If the angle doesn’t seem to help, you can take it off, fill the holes, and master the art of using spring lines to squeeze your boat in and out of its slip on windy days. If your improvised fishtail does improve low-speed steering, consider shaping a more permanent section that can be bonded to the original rudder—or building a new rudder to the improved design. If you are also adding endplates, the fishtail sections do not need to be mechanically attached to the endplates, but they should be very close.

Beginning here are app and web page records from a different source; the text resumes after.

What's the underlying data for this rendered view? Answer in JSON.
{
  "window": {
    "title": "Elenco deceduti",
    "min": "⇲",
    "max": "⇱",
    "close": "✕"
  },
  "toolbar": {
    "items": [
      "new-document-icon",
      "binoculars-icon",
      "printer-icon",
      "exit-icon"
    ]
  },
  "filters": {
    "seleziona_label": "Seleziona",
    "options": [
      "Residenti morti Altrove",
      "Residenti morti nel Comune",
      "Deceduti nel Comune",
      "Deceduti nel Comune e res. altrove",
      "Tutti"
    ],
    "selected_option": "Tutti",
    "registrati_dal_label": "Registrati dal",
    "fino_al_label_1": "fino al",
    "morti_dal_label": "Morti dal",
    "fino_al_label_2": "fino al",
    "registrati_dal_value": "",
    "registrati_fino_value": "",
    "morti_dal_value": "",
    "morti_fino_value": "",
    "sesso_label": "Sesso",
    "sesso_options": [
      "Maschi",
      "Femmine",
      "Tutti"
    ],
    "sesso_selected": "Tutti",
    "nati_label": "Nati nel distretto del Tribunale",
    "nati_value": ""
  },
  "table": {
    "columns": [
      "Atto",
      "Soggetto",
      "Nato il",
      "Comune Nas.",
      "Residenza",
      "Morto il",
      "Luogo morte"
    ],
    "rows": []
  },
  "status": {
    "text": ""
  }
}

Full keel sailboats are never going to turn on a dime; they like to go straight. But there is plenty of evidence that a fishtail section, such as the concave IFS61, located just aft of the prop, could improve low-speed performance. We doubt this fishtail section located directly behind a 3-to-4 blade fixed prop will have any negative effect on sailing—the flow is turbulent behind the prop anyway. As for the potential benefits, based on what we’ve seen in the powerboat world, a low-speed rudder design is worth investigating.

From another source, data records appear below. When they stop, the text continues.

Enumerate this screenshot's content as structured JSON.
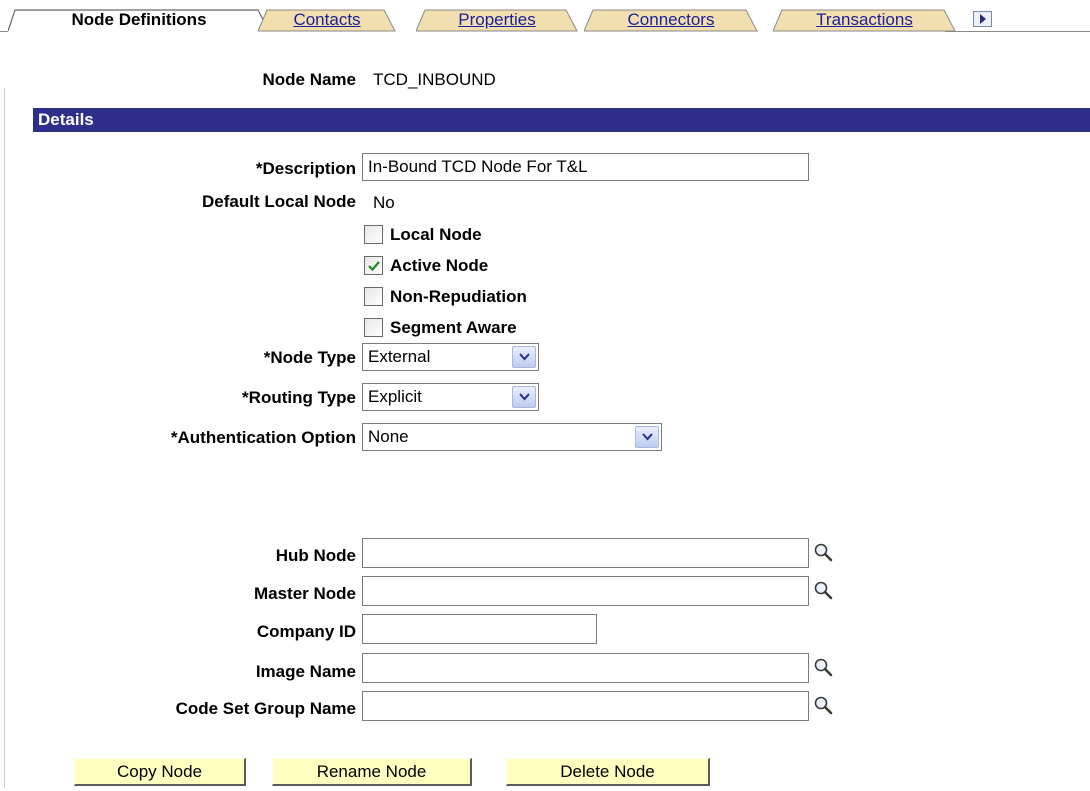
{
  "tabs": [
    {
      "label": "Node Definitions",
      "active": true
    },
    {
      "label": "Contacts",
      "active": false
    },
    {
      "label": "Properties",
      "active": false
    },
    {
      "label": "Connectors",
      "active": false
    },
    {
      "label": "Transactions",
      "active": false
    }
  ],
  "node_name": {
    "label": "Node Name",
    "value": "TCD_INBOUND"
  },
  "section_title": "Details",
  "description": {
    "label": "*Description",
    "value": "In-Bound TCD Node For T&L"
  },
  "default_local_node": {
    "label": "Default Local Node",
    "value": "No"
  },
  "checkboxes": [
    {
      "label": "Local Node",
      "checked": false
    },
    {
      "label": "Active Node",
      "checked": true
    },
    {
      "label": "Non-Repudiation",
      "checked": false
    },
    {
      "label": "Segment Aware",
      "checked": false
    }
  ],
  "node_type": {
    "label": "*Node Type",
    "value": "External"
  },
  "routing_type": {
    "label": "*Routing Type",
    "value": "Explicit"
  },
  "authentication_option": {
    "label": "*Authentication Option",
    "value": "None"
  },
  "hub_node": {
    "label": "Hub Node",
    "value": ""
  },
  "master_node": {
    "label": "Master Node",
    "value": ""
  },
  "company_id": {
    "label": "Company ID",
    "value": ""
  },
  "image_name": {
    "label": "Image Name",
    "value": ""
  },
  "code_set_group_name": {
    "label": "Code Set Group Name",
    "value": ""
  },
  "buttons": {
    "copy": "Copy Node",
    "rename": "Rename Node",
    "delete": "Delete Node"
  },
  "colors": {
    "section_bar": "#2f2f8b",
    "tab_inactive": "#f1dfb0",
    "button_bg": "#ffffc0",
    "link": "#1b1f9a",
    "check": "#1e8c1e"
  }
}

Volume 12 (2017), Issue 4.
“Sixty Years of Research on Ship
Rudders: Effects of Design Choices on Rudder Performance,”
by Jialun Lee and Robert Hekkenberg.



“Station Keeping with High
Performance Rudders,

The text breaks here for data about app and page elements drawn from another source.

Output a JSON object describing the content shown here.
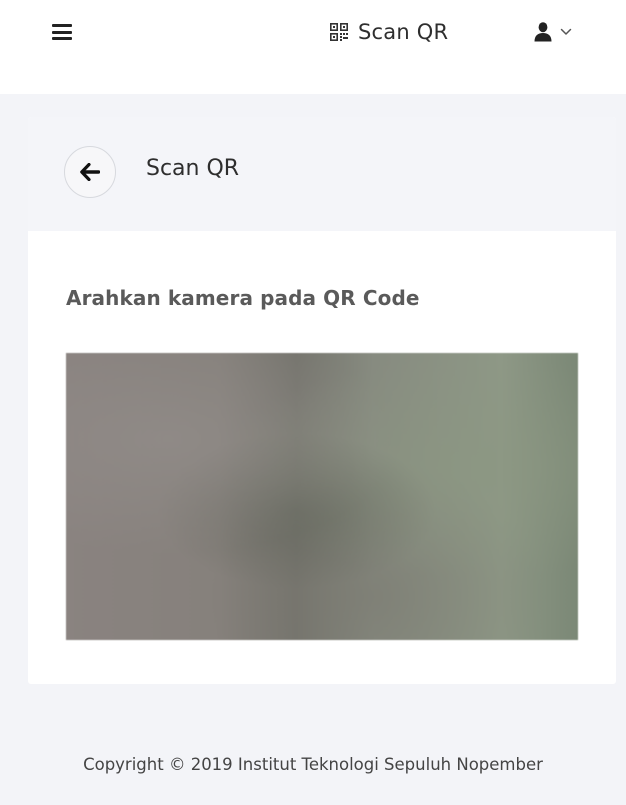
{
  "navbar": {
    "menu_icon": "hamburger-menu-icon",
    "title_icon": "qr-code-icon",
    "title": "Scan QR",
    "user_icon": "user-icon",
    "user_chevron_icon": "chevron-down-icon"
  },
  "card": {
    "back_icon": "arrow-left-icon",
    "title": "Scan QR",
    "instruction": "Arahkan kamera pada QR Code"
  },
  "footer": {
    "copyright": "Copyright © 2019 Institut Teknologi Sepuluh Nopember"
  }
}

by Joerg Mehldau

“High Lift Rudders and Improved Boat Handling,

by Dave Gerr.

“Keel and Rudder Design,
by Eric Sponberg.

Trawlers Turn to Fishtails and End Plates

Rudder Mods for Low-speed Docking

1. This Defever trawler rudder has end plates for better steering at low speeds. There is also a slight “fishtail” flare at the trailing edge.

Rudder Mods for Low-speed Docking

2. The flare consists of a triangular strip of 3⁄8 inch steel welded to each side. The endplates are flat stock welded to the end of the rudder.

Rudder Mods for Low-speed Docking

3. Directly aft of a big four-blade prop, this fishtail wedge helps the boat achieve a tighter turning radius by improving lift at extreme rudder angles.

Rudder Mods for Low-speed Docking

4. The wedge on this high-lift rudder on this 50-foot trawler is much more pronounced than the one on the Defever (images 1 and 2).

Drew Frye
Drew Frye, Practical Sailor’s technical editor, has used his background in chemistry and engineering to help guide Practical Sailor toward some of the most important topics covered during the past 10 years. His in-depth reporting on everything from anchors to safety tethers to fuel additives have netted multiple awards from Boating Writers International. With more than three decades of experience as a refinery engineer and a sailor, he has a knack for discovering money-saving “home-brew” products or “hacks” that make boating affordable for almost anyone. He has conducted dozens of tests for Practical Sailor and published over 200 articles on sailing equipment. His rigorous testing has prompted the improvement and introduction of several marine products that might not exist without his input. His book “Rigging Modern Anchors” has won wide praise for introducing the use of modern materials and novel techniques to solve an array of anchoring challenges. 


  1. My boat is a Swallow Craft Swift 33. It had a “barn door” skeg hung rudder. it was a bear to steer and zero directional control in reverse. I’ve forgotten most of the math but basically I lengthened the rudder 11″ and extended the rudder forward of the pivot point. There was a fair amount of math involved (for me anyway). Now I had a hydrodynamic counterbalance forward was like power steering and some control in reverse. Great article, just adding my experience.